Data to use Block Start

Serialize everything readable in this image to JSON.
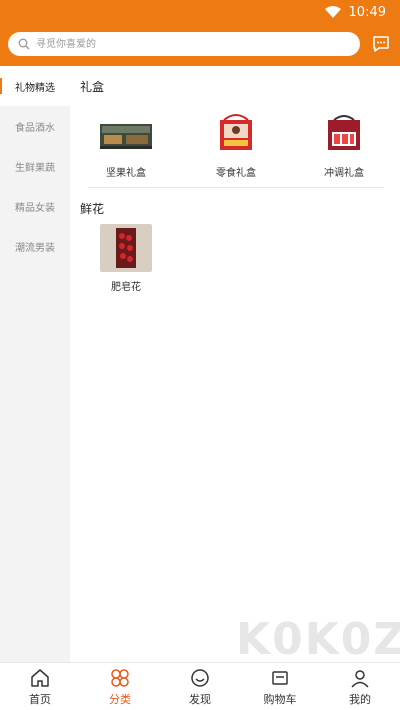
{
  "status_bar": {
    "time": "10:49"
  },
  "search": {
    "placeholder": "寻觅你喜爱的"
  },
  "sidebar": {
    "items": [
      {
        "label": "礼物精选",
        "active": true
      },
      {
        "label": "食品酒水",
        "active": false
      },
      {
        "label": "生鲜果蔬",
        "active": false
      },
      {
        "label": "精品女装",
        "active": false
      },
      {
        "label": "潮流男装",
        "active": false
      }
    ]
  },
  "sections": [
    {
      "title": "礼盒",
      "products": [
        {
          "name": "坚果礼盒"
        },
        {
          "name": "零食礼盒"
        },
        {
          "name": "冲调礼盒"
        }
      ]
    },
    {
      "title": "鲜花",
      "products": [
        {
          "name": "肥皂花"
        }
      ]
    }
  ],
  "tabbar": {
    "tabs": [
      {
        "label": "首页",
        "icon": "home-icon"
      },
      {
        "label": "分类",
        "icon": "category-icon",
        "active": true
      },
      {
        "label": "发现",
        "icon": "discover-icon"
      },
      {
        "label": "购物车",
        "icon": "cart-icon"
      },
      {
        "label": "我的",
        "icon": "profile-icon"
      }
    ]
  },
  "watermark": "K0K0Z",
  "colors": {
    "accent": "#ee7a12",
    "active_tab": "#e85a1b"
  }
}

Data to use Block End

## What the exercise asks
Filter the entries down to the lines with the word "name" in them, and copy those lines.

## Exercise result
          "name": "坚果礼盒"
          "name": "零食礼盒"
          "name": "冲调礼盒"
          "name": "肥皂花"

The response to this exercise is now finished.